Mature old-growth trees shadow virtually all of this wilderness, with Douglas fir, western red cedar, and western hemlock at lower elevations and true firs higher up. Some of the trees, estimated to be 450 years old, tower to more than 200 feet. Gently sloping, benchy terrain in the lower country starts at about 1,600 feet and rises to steep slopes, ridges, and peaks that reach 5,022 feet above sea level. The most prominent geological feature is 4,965-foot Chimney Peak, a lava plug in the northwestern portion.
The Middle Santiam River flows through the area, slowing into quiet pools with mossy banks.

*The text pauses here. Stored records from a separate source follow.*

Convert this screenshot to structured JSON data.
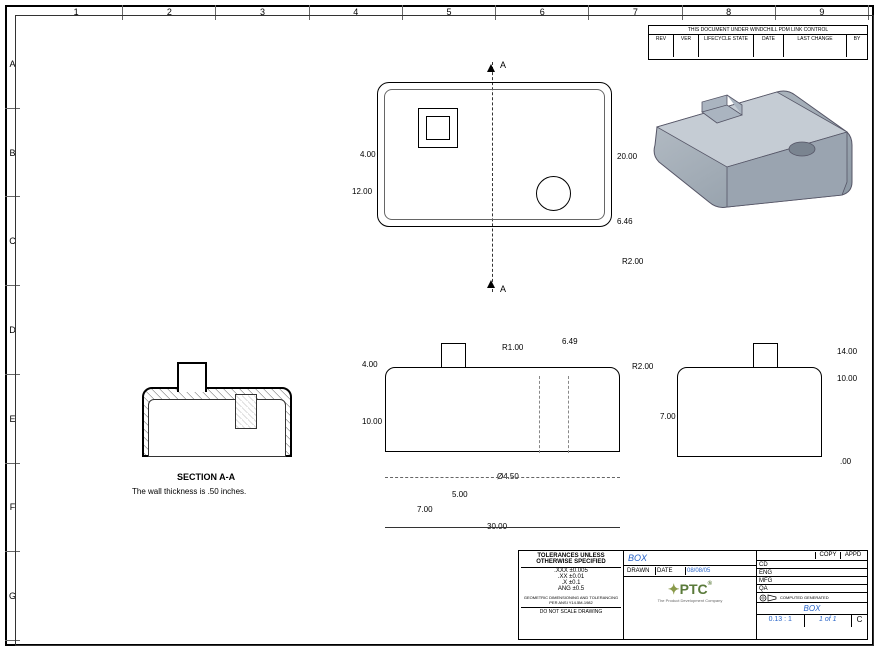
{
  "grid": {
    "cols": [
      "1",
      "2",
      "3",
      "4",
      "5",
      "6",
      "7",
      "8",
      "9"
    ],
    "rows": [
      "A",
      "B",
      "C",
      "D",
      "E",
      "F",
      "G"
    ]
  },
  "revision_block": {
    "header": "THIS DOCUMENT UNDER WINDCHILL PDM LINK CONTROL",
    "cols": [
      "REV",
      "VER",
      "LIFECYCLE STATE",
      "DATE",
      "LAST CHANGE",
      "BY"
    ]
  },
  "dimensions": {
    "top_width": "20.00",
    "top_height": "12.00",
    "boss_sq": "4.00",
    "fillet_r2": "R2.00",
    "fillet_r1": "R1.00",
    "hole_offset": "6.46",
    "front_height": "10.00",
    "boss_height": "4.00",
    "hole_x": "6.49",
    "hole_dia": "Ø4.50",
    "pos_5": "5.00",
    "pos_7": "7.00",
    "overall_30": "30.00",
    "side_14": "14.00",
    "side_10": "10.00",
    "side_7": "7.00",
    "side_0": ".00"
  },
  "section": {
    "label": "SECTION A-A",
    "note": "The wall thickness is .50 inches.",
    "cut_a1": "A",
    "cut_a2": "A"
  },
  "title_block": {
    "tolerances_header": "TOLERANCES UNLESS OTHERWISE SPECIFIED",
    "tol_lines": [
      ".XXX ±0.005",
      ".XX ±0.01",
      ".X ±0.1",
      "ANG ±0.5"
    ],
    "gdt": "GEOMETRIC DIMENSIONING AND TOLERANCING PER ANSI Y14.5M-1982",
    "no_scale": "DO NOT SCALE DRAWING",
    "title": "BOX",
    "drawn": "DRAWN",
    "date": "DATE",
    "date_val": "08/08/05",
    "scale": "0.13 : 1",
    "sheet": "1 of 1",
    "ptc": "PTC",
    "ptc_tag": "The Product Development Company",
    "sheet_label": "C",
    "computer_gen": "COMPUTED GENERATED",
    "copy": "COPY",
    "appd": "APPD",
    "cd": "CD",
    "eng": "ENG",
    "mfg": "MFG",
    "qa": "QA"
  },
  "chart_data": {
    "type": "table",
    "title": "BOX Engineering Drawing",
    "views": [
      "Top",
      "Section A-A",
      "Front",
      "Right Side",
      "Isometric"
    ],
    "key_dimensions": {
      "length": 30.0,
      "width": 20.0,
      "depth": 14.0,
      "height": 10.0,
      "boss_height": 4.0,
      "boss_square": 4.0,
      "hole_diameter": 4.5,
      "hole_offset_x": 6.49,
      "hole_offset_y": 6.46,
      "wall_thickness": 0.5,
      "outer_fillet": 2.0,
      "boss_fillet": 1.0,
      "ref_12": 12.0,
      "ref_7a": 7.0,
      "ref_7b": 7.0,
      "ref_5": 5.0
    }
  }
}
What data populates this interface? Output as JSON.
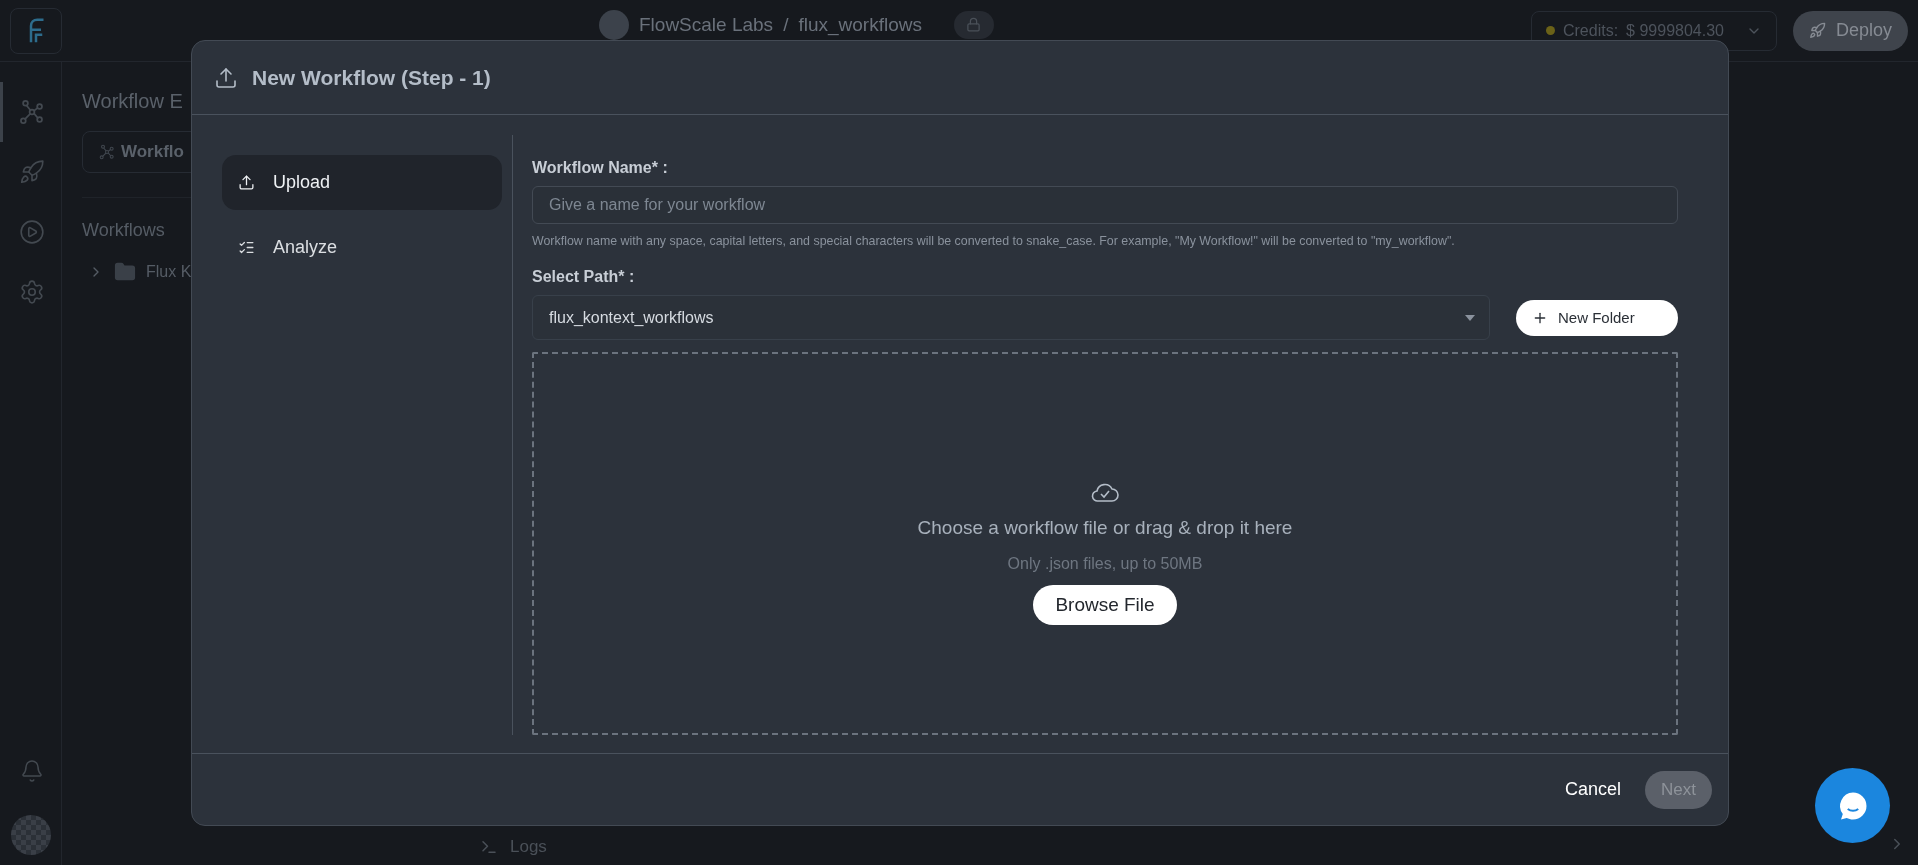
{
  "top_bar": {
    "org": "FlowScale Labs",
    "separator": "/",
    "project": "flux_workflows",
    "credits_label": "Credits:",
    "credits_value": "$ 9999804.30",
    "deploy": "Deploy"
  },
  "rail": {
    "items": [
      {
        "kind": "nodes",
        "selected": true
      },
      {
        "kind": "rocket",
        "selected": false
      },
      {
        "kind": "play",
        "selected": false
      },
      {
        "kind": "settings",
        "selected": false
      }
    ],
    "bottom": [
      {
        "kind": "bell"
      },
      {
        "kind": "avatar"
      }
    ]
  },
  "panel": {
    "title": "Workflow E",
    "tab": "Workflo",
    "section": "Workflows",
    "tree": [
      {
        "label": "Flux K",
        "expanded": false
      }
    ]
  },
  "logs": {
    "label": "Logs"
  },
  "modal": {
    "title": "New Workflow (Step - 1)",
    "steps": [
      {
        "kind": "upload",
        "label": "Upload",
        "selected": true
      },
      {
        "kind": "checklist",
        "label": "Analyze",
        "selected": false
      }
    ],
    "name_field": {
      "label": "Workflow Name* :",
      "placeholder": "Give a name for your workflow",
      "hint": "Workflow name with any space, capital letters, and special characters will be converted to snake_case. For example, \"My Workflow!\" will be converted to \"my_workflow\"."
    },
    "path_field": {
      "label": "Select Path* :",
      "value": "flux_kontext_workflows"
    },
    "new_folder": "New Folder",
    "dropzone": {
      "title": "Choose a workflow file or drag & drop it here",
      "note": "Only .json files, up to 50MB",
      "button": "Browse File"
    },
    "footer": {
      "cancel": {
        "label": "Cancel",
        "disabled": false
      },
      "next": {
        "label": "Next",
        "disabled": true
      }
    }
  }
}
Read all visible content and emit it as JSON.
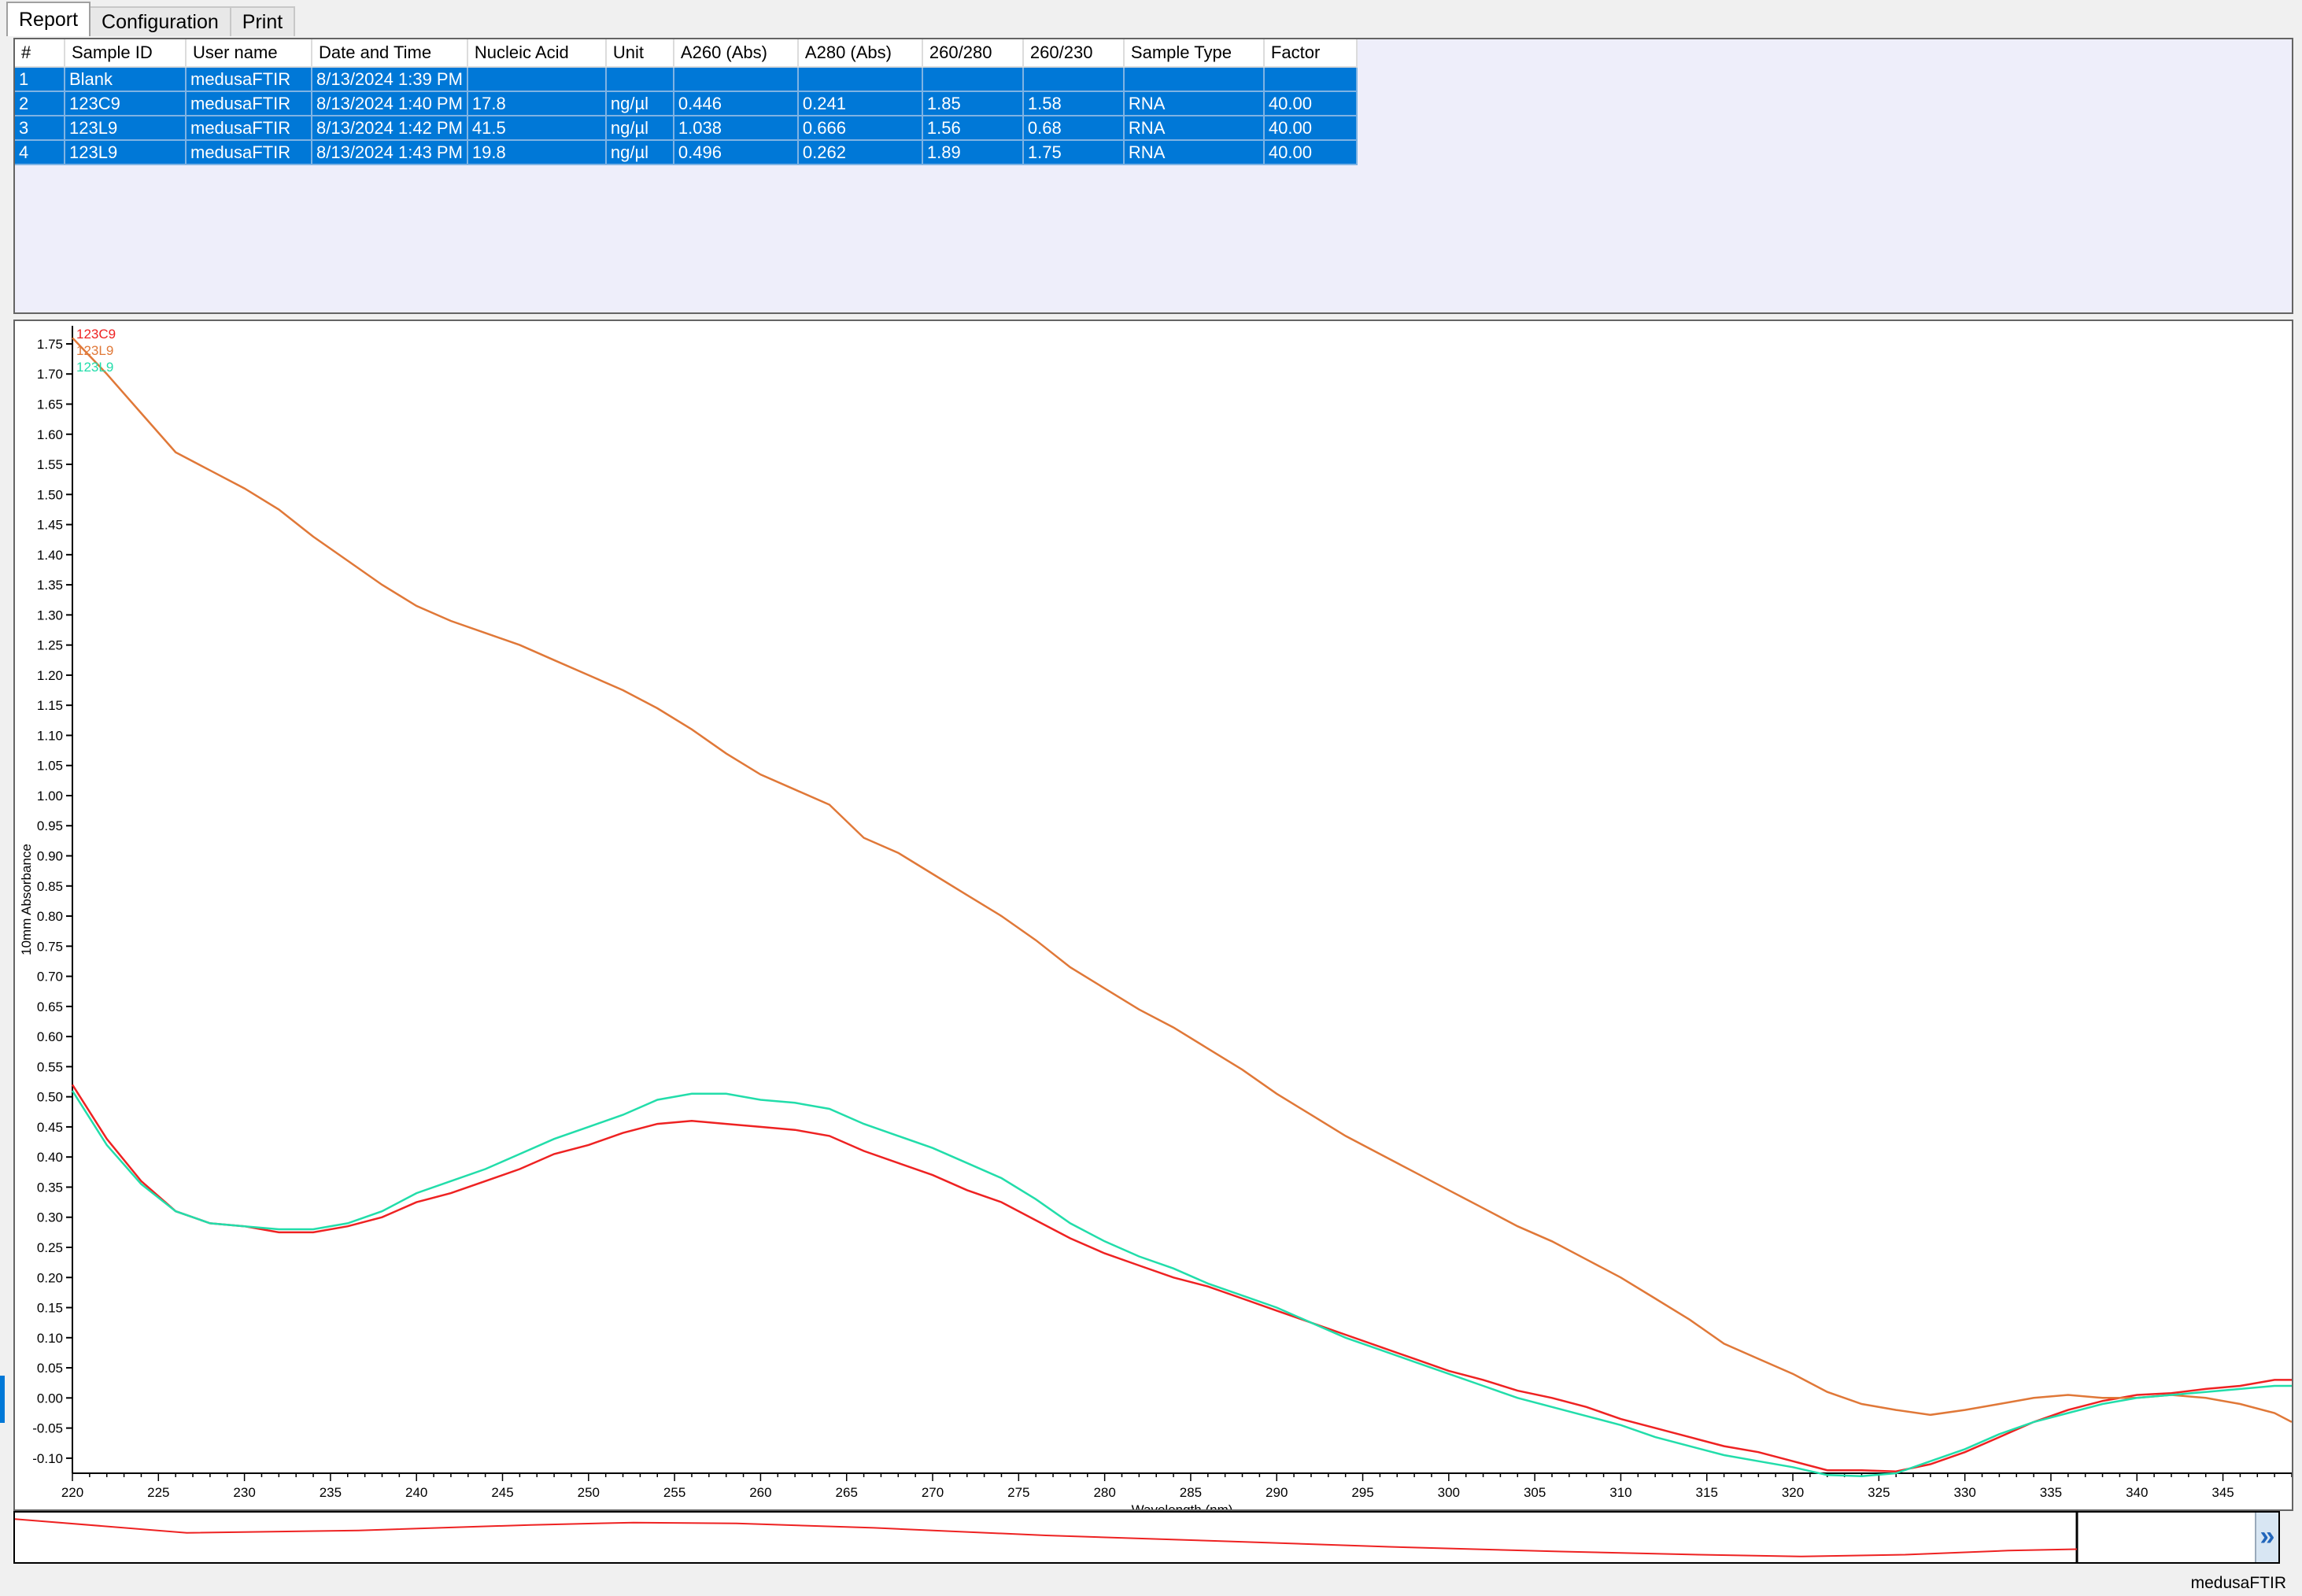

Both the river and Donaca Lake teem with native fish, including chinook salmon during spawning season. Not far to the south lies Menagerie Wilderness.
Three seldom-hiked trails provide access routes to the area: McQuade Creek (6.1 miles); Chimney Peak, a short spur leading almost to the summit of Chimney Peak; and Middle Santiam (11.4 miles), which allows you to cross the area.
Details mentioned in this article were accurate at the time of publication